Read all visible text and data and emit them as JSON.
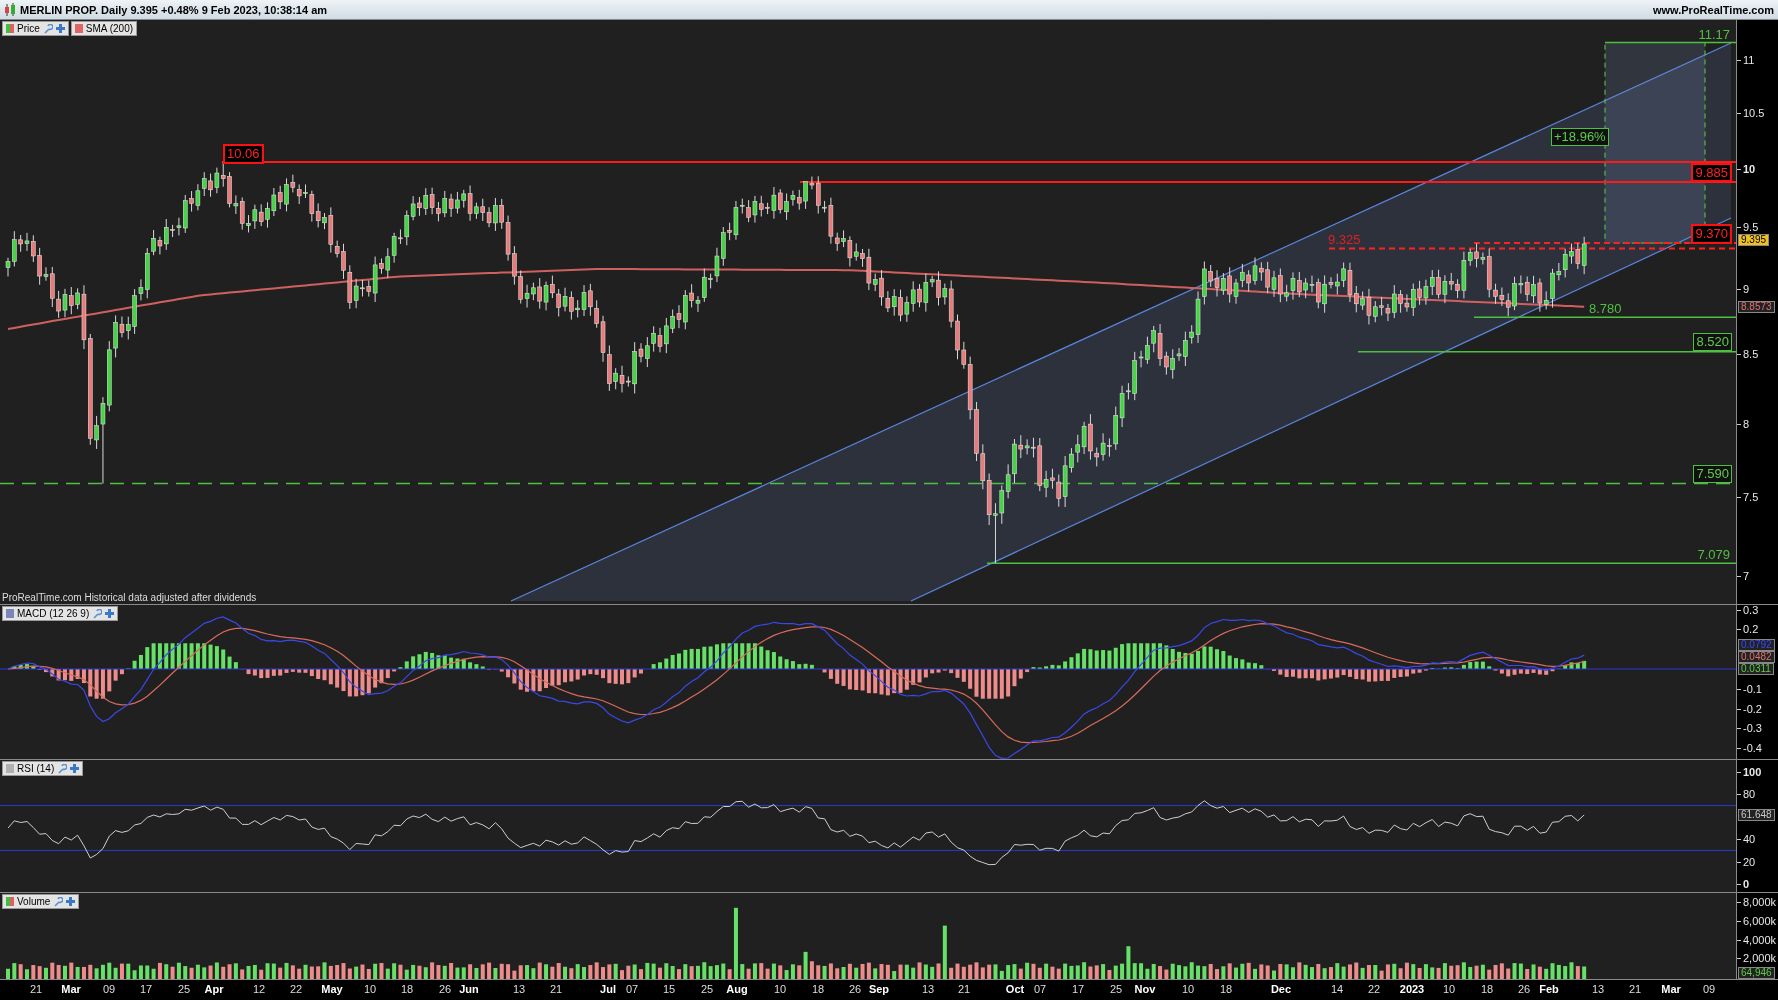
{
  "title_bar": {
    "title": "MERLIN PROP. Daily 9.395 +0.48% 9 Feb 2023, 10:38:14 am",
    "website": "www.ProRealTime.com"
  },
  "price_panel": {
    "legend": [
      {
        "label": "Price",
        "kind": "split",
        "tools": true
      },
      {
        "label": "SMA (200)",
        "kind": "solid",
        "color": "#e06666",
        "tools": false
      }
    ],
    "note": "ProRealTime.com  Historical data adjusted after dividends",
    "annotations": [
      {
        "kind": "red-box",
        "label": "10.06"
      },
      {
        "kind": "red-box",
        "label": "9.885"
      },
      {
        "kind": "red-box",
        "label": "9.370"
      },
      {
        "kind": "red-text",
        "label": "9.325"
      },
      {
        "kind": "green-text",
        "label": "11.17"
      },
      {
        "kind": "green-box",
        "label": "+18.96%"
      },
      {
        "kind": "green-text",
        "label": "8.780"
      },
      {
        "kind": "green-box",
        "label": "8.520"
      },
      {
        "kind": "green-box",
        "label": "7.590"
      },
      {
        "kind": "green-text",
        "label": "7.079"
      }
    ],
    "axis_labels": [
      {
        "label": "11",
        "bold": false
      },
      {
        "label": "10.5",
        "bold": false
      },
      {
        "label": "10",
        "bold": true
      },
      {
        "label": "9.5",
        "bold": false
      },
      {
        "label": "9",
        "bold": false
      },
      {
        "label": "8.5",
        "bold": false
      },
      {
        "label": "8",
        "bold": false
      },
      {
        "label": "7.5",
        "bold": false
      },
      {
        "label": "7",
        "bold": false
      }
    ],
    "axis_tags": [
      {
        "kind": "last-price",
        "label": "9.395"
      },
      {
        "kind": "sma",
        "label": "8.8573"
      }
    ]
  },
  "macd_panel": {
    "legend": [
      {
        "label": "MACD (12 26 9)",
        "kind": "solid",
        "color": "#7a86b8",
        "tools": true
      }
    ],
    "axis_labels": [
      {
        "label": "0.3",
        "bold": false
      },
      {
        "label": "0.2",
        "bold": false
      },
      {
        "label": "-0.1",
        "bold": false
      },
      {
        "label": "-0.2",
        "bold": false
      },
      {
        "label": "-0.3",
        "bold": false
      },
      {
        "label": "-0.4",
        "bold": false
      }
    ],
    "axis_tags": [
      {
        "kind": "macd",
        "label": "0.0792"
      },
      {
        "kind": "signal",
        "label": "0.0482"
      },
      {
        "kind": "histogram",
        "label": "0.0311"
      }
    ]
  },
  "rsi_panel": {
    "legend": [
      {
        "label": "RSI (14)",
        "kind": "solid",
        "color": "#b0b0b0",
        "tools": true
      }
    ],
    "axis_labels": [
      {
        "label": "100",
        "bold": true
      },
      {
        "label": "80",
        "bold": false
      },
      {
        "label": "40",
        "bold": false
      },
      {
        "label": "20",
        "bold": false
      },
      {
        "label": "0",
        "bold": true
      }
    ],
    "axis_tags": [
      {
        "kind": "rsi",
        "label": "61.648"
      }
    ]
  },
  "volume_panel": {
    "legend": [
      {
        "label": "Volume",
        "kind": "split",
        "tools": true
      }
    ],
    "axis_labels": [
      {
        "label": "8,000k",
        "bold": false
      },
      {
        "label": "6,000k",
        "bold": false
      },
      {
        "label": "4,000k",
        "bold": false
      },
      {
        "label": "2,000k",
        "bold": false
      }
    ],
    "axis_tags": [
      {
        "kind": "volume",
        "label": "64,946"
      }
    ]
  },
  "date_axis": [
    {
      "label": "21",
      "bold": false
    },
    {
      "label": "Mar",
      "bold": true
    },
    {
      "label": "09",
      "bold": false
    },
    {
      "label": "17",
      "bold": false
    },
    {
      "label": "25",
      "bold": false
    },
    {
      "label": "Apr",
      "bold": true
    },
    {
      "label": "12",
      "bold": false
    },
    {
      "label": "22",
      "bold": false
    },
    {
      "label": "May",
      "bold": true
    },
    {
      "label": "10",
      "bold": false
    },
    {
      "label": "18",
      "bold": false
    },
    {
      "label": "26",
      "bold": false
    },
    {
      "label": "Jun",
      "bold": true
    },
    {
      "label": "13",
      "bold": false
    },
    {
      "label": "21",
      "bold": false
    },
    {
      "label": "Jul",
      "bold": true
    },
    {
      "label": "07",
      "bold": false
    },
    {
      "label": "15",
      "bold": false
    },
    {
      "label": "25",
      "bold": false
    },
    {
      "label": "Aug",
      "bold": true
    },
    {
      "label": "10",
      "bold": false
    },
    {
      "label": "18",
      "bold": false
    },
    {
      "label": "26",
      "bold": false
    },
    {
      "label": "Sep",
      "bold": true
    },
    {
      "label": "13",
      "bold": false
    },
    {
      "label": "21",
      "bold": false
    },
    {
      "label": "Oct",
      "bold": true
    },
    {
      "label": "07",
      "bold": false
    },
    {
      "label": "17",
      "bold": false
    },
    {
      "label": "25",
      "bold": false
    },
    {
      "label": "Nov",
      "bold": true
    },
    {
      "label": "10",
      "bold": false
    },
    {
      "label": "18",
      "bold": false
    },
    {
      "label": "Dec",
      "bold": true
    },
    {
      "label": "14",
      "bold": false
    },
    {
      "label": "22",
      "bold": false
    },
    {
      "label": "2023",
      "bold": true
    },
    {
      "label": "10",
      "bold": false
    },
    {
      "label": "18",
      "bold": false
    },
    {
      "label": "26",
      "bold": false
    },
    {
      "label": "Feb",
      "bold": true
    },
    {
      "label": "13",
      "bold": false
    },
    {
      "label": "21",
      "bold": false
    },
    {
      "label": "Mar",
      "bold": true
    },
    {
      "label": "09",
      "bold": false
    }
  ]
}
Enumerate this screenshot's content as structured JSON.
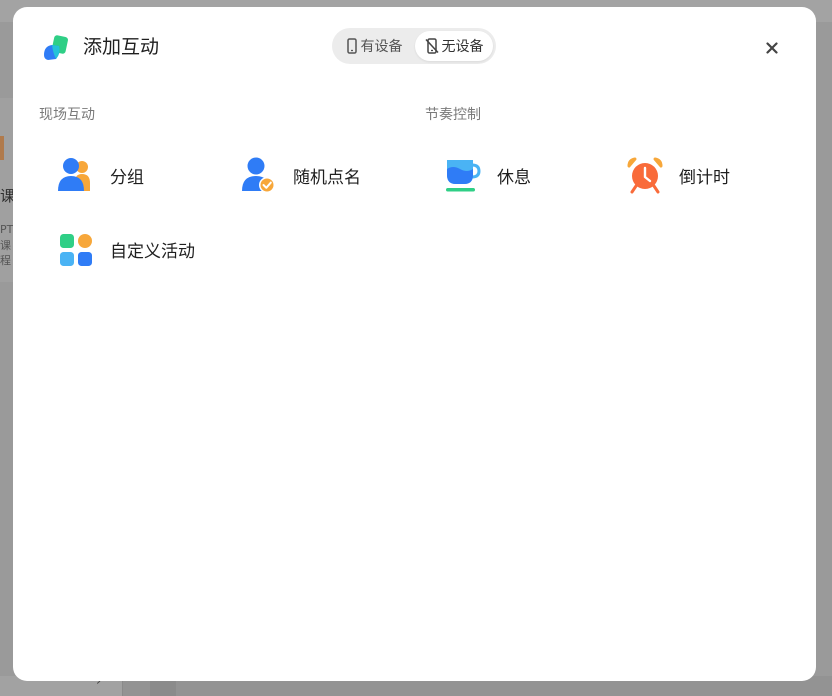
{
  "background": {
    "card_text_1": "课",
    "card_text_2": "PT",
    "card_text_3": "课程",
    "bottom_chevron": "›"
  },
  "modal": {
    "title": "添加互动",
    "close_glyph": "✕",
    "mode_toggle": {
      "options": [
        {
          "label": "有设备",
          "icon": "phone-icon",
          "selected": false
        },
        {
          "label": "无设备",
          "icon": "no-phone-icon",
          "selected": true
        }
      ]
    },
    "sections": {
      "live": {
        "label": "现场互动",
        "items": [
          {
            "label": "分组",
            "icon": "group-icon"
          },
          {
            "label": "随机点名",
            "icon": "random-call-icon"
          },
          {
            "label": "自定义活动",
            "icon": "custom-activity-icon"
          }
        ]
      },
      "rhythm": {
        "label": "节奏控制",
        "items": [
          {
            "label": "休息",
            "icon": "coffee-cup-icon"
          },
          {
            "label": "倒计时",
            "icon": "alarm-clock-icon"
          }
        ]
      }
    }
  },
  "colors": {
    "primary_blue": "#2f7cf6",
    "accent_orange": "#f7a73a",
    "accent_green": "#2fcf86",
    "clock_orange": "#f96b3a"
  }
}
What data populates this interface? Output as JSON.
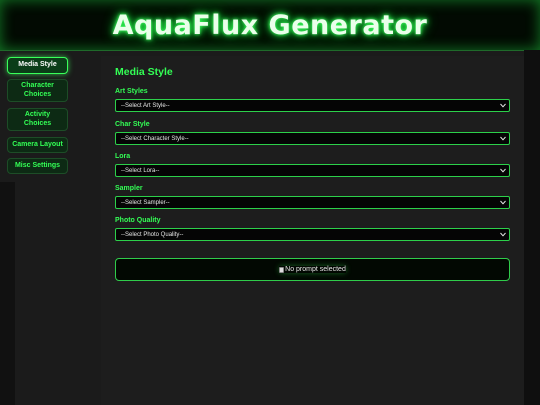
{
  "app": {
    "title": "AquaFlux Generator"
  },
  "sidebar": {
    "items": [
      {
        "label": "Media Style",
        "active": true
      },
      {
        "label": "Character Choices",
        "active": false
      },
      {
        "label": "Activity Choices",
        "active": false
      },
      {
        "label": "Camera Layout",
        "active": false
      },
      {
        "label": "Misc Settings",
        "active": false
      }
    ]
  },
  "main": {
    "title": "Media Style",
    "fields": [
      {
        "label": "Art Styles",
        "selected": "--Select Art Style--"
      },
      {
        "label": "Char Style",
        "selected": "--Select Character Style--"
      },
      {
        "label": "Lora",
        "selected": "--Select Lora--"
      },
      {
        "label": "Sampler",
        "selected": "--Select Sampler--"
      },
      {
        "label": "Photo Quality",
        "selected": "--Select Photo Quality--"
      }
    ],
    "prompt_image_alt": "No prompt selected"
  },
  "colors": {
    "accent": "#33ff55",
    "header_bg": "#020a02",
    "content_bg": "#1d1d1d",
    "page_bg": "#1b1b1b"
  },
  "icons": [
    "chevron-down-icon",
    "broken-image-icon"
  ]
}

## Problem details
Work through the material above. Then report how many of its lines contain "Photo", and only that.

## Exercise output
2